**Data in this exercise:**
┌────────
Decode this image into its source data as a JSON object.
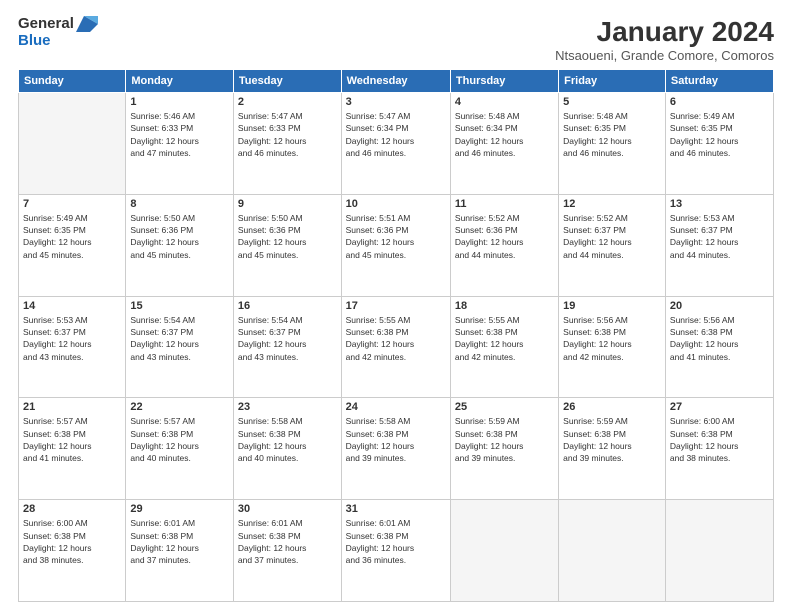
{
  "logo": {
    "line1": "General",
    "line2": "Blue"
  },
  "title": "January 2024",
  "subtitle": "Ntsaoueni, Grande Comore, Comoros",
  "days_of_week": [
    "Sunday",
    "Monday",
    "Tuesday",
    "Wednesday",
    "Thursday",
    "Friday",
    "Saturday"
  ],
  "weeks": [
    [
      {
        "day": "",
        "info": ""
      },
      {
        "day": "1",
        "info": "Sunrise: 5:46 AM\nSunset: 6:33 PM\nDaylight: 12 hours\nand 47 minutes."
      },
      {
        "day": "2",
        "info": "Sunrise: 5:47 AM\nSunset: 6:33 PM\nDaylight: 12 hours\nand 46 minutes."
      },
      {
        "day": "3",
        "info": "Sunrise: 5:47 AM\nSunset: 6:34 PM\nDaylight: 12 hours\nand 46 minutes."
      },
      {
        "day": "4",
        "info": "Sunrise: 5:48 AM\nSunset: 6:34 PM\nDaylight: 12 hours\nand 46 minutes."
      },
      {
        "day": "5",
        "info": "Sunrise: 5:48 AM\nSunset: 6:35 PM\nDaylight: 12 hours\nand 46 minutes."
      },
      {
        "day": "6",
        "info": "Sunrise: 5:49 AM\nSunset: 6:35 PM\nDaylight: 12 hours\nand 46 minutes."
      }
    ],
    [
      {
        "day": "7",
        "info": "Sunrise: 5:49 AM\nSunset: 6:35 PM\nDaylight: 12 hours\nand 45 minutes."
      },
      {
        "day": "8",
        "info": "Sunrise: 5:50 AM\nSunset: 6:36 PM\nDaylight: 12 hours\nand 45 minutes."
      },
      {
        "day": "9",
        "info": "Sunrise: 5:50 AM\nSunset: 6:36 PM\nDaylight: 12 hours\nand 45 minutes."
      },
      {
        "day": "10",
        "info": "Sunrise: 5:51 AM\nSunset: 6:36 PM\nDaylight: 12 hours\nand 45 minutes."
      },
      {
        "day": "11",
        "info": "Sunrise: 5:52 AM\nSunset: 6:36 PM\nDaylight: 12 hours\nand 44 minutes."
      },
      {
        "day": "12",
        "info": "Sunrise: 5:52 AM\nSunset: 6:37 PM\nDaylight: 12 hours\nand 44 minutes."
      },
      {
        "day": "13",
        "info": "Sunrise: 5:53 AM\nSunset: 6:37 PM\nDaylight: 12 hours\nand 44 minutes."
      }
    ],
    [
      {
        "day": "14",
        "info": "Sunrise: 5:53 AM\nSunset: 6:37 PM\nDaylight: 12 hours\nand 43 minutes."
      },
      {
        "day": "15",
        "info": "Sunrise: 5:54 AM\nSunset: 6:37 PM\nDaylight: 12 hours\nand 43 minutes."
      },
      {
        "day": "16",
        "info": "Sunrise: 5:54 AM\nSunset: 6:37 PM\nDaylight: 12 hours\nand 43 minutes."
      },
      {
        "day": "17",
        "info": "Sunrise: 5:55 AM\nSunset: 6:38 PM\nDaylight: 12 hours\nand 42 minutes."
      },
      {
        "day": "18",
        "info": "Sunrise: 5:55 AM\nSunset: 6:38 PM\nDaylight: 12 hours\nand 42 minutes."
      },
      {
        "day": "19",
        "info": "Sunrise: 5:56 AM\nSunset: 6:38 PM\nDaylight: 12 hours\nand 42 minutes."
      },
      {
        "day": "20",
        "info": "Sunrise: 5:56 AM\nSunset: 6:38 PM\nDaylight: 12 hours\nand 41 minutes."
      }
    ],
    [
      {
        "day": "21",
        "info": "Sunrise: 5:57 AM\nSunset: 6:38 PM\nDaylight: 12 hours\nand 41 minutes."
      },
      {
        "day": "22",
        "info": "Sunrise: 5:57 AM\nSunset: 6:38 PM\nDaylight: 12 hours\nand 40 minutes."
      },
      {
        "day": "23",
        "info": "Sunrise: 5:58 AM\nSunset: 6:38 PM\nDaylight: 12 hours\nand 40 minutes."
      },
      {
        "day": "24",
        "info": "Sunrise: 5:58 AM\nSunset: 6:38 PM\nDaylight: 12 hours\nand 39 minutes."
      },
      {
        "day": "25",
        "info": "Sunrise: 5:59 AM\nSunset: 6:38 PM\nDaylight: 12 hours\nand 39 minutes."
      },
      {
        "day": "26",
        "info": "Sunrise: 5:59 AM\nSunset: 6:38 PM\nDaylight: 12 hours\nand 39 minutes."
      },
      {
        "day": "27",
        "info": "Sunrise: 6:00 AM\nSunset: 6:38 PM\nDaylight: 12 hours\nand 38 minutes."
      }
    ],
    [
      {
        "day": "28",
        "info": "Sunrise: 6:00 AM\nSunset: 6:38 PM\nDaylight: 12 hours\nand 38 minutes."
      },
      {
        "day": "29",
        "info": "Sunrise: 6:01 AM\nSunset: 6:38 PM\nDaylight: 12 hours\nand 37 minutes."
      },
      {
        "day": "30",
        "info": "Sunrise: 6:01 AM\nSunset: 6:38 PM\nDaylight: 12 hours\nand 37 minutes."
      },
      {
        "day": "31",
        "info": "Sunrise: 6:01 AM\nSunset: 6:38 PM\nDaylight: 12 hours\nand 36 minutes."
      },
      {
        "day": "",
        "info": ""
      },
      {
        "day": "",
        "info": ""
      },
      {
        "day": "",
        "info": ""
      }
    ]
  ]
}
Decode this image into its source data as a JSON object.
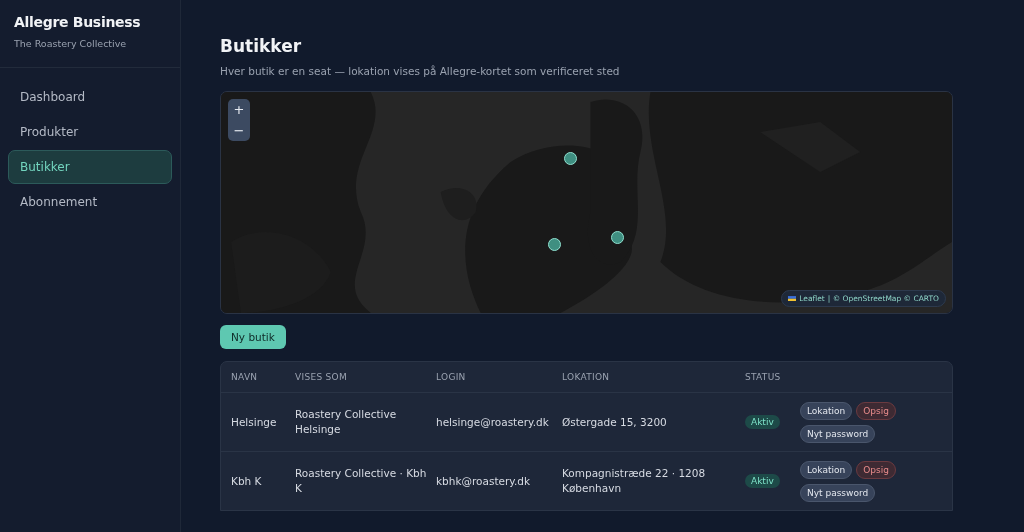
{
  "sidebar": {
    "brand": "Allegre Business",
    "org": "The Roastery Collective",
    "items": [
      {
        "label": "Dashboard",
        "selected": false
      },
      {
        "label": "Produkter",
        "selected": false
      },
      {
        "label": "Butikker",
        "selected": true
      },
      {
        "label": "Abonnement",
        "selected": false
      }
    ]
  },
  "page": {
    "title": "Butikker",
    "subtitle": "Hver butik er en seat — lokation vises på Allegre-kortet som verificeret sted"
  },
  "map": {
    "zoom_in": "+",
    "zoom_out": "−",
    "attribution": {
      "leaflet": "Leaflet",
      "rest": "| © OpenStreetMap © CARTO"
    }
  },
  "new_button": "Ny butik",
  "table": {
    "columns": [
      "NAVN",
      "VISES SOM",
      "LOGIN",
      "LOKATION",
      "STATUS"
    ],
    "rows": [
      {
        "name": "Helsinge",
        "display": "Roastery Collective Helsinge",
        "login": "helsinge@roastery.dk",
        "location": "Østergade 15, 3200",
        "status": "Aktiv",
        "actions": [
          {
            "label": "Lokation",
            "kind": "neutral"
          },
          {
            "label": "Opsig",
            "kind": "danger"
          },
          {
            "label": "Nyt password",
            "kind": "neutral"
          }
        ]
      },
      {
        "name": "Kbh K",
        "display": "Roastery Collective · Kbh K",
        "login": "kbhk@roastery.dk",
        "location": "Kompagnistræde 22 · 1208 København",
        "status": "Aktiv",
        "actions": [
          {
            "label": "Lokation",
            "kind": "neutral"
          },
          {
            "label": "Opsig",
            "kind": "danger"
          },
          {
            "label": "Nyt password",
            "kind": "neutral"
          }
        ]
      }
    ]
  }
}
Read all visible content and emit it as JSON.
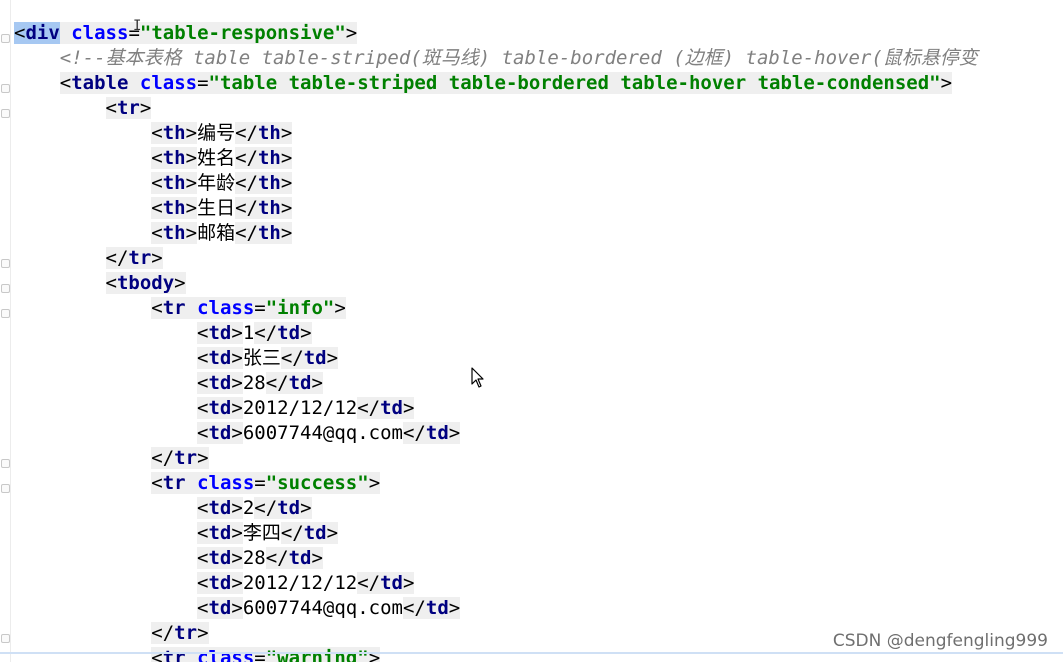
{
  "editor": {
    "lines": [
      {
        "indent": 0,
        "type": "open",
        "tag": "div",
        "attr": "class",
        "value": "table-responsive",
        "selected": true
      },
      {
        "indent": 1,
        "type": "comment",
        "text": "<!--基本表格 table table-striped(斑马线) table-bordered (边框) table-hover(鼠标悬停变"
      },
      {
        "indent": 1,
        "type": "open",
        "tag": "table",
        "attr": "class",
        "value": "table table-striped table-bordered table-hover table-condensed"
      },
      {
        "indent": 2,
        "type": "open",
        "tag": "tr"
      },
      {
        "indent": 3,
        "type": "elem",
        "tag": "th",
        "text": "编号"
      },
      {
        "indent": 3,
        "type": "elem",
        "tag": "th",
        "text": "姓名"
      },
      {
        "indent": 3,
        "type": "elem",
        "tag": "th",
        "text": "年龄"
      },
      {
        "indent": 3,
        "type": "elem",
        "tag": "th",
        "text": "生日"
      },
      {
        "indent": 3,
        "type": "elem",
        "tag": "th",
        "text": "邮箱"
      },
      {
        "indent": 2,
        "type": "close",
        "tag": "tr"
      },
      {
        "indent": 2,
        "type": "open",
        "tag": "tbody"
      },
      {
        "indent": 3,
        "type": "open",
        "tag": "tr",
        "attr": "class",
        "value": "info"
      },
      {
        "indent": 4,
        "type": "elem",
        "tag": "td",
        "text": "1"
      },
      {
        "indent": 4,
        "type": "elem",
        "tag": "td",
        "text": "张三"
      },
      {
        "indent": 4,
        "type": "elem",
        "tag": "td",
        "text": "28"
      },
      {
        "indent": 4,
        "type": "elem",
        "tag": "td",
        "text": "2012/12/12"
      },
      {
        "indent": 4,
        "type": "elem",
        "tag": "td",
        "text": "6007744@qq.com"
      },
      {
        "indent": 3,
        "type": "close",
        "tag": "tr"
      },
      {
        "indent": 3,
        "type": "open",
        "tag": "tr",
        "attr": "class",
        "value": "success"
      },
      {
        "indent": 4,
        "type": "elem",
        "tag": "td",
        "text": "2"
      },
      {
        "indent": 4,
        "type": "elem",
        "tag": "td",
        "text": "李四"
      },
      {
        "indent": 4,
        "type": "elem",
        "tag": "td",
        "text": "28"
      },
      {
        "indent": 4,
        "type": "elem",
        "tag": "td",
        "text": "2012/12/12"
      },
      {
        "indent": 4,
        "type": "elem",
        "tag": "td",
        "text": "6007744@qq.com"
      },
      {
        "indent": 3,
        "type": "close",
        "tag": "tr"
      },
      {
        "indent": 3,
        "type": "open",
        "tag": "tr",
        "attr": "class",
        "value": "warning"
      }
    ]
  },
  "watermark": "CSDN @dengfengling999",
  "colors": {
    "tag_name": "#000080",
    "attr_name": "#0000ff",
    "attr_value": "#008000",
    "comment": "#808080",
    "tag_background": "#efefef",
    "selection": "#a6c8f2"
  }
}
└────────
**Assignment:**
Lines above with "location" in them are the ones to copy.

**Answer to the problem:**
        "location": "Østergade 15, 3200",
        "location": "Kompagnistræde 22 · 1208 København",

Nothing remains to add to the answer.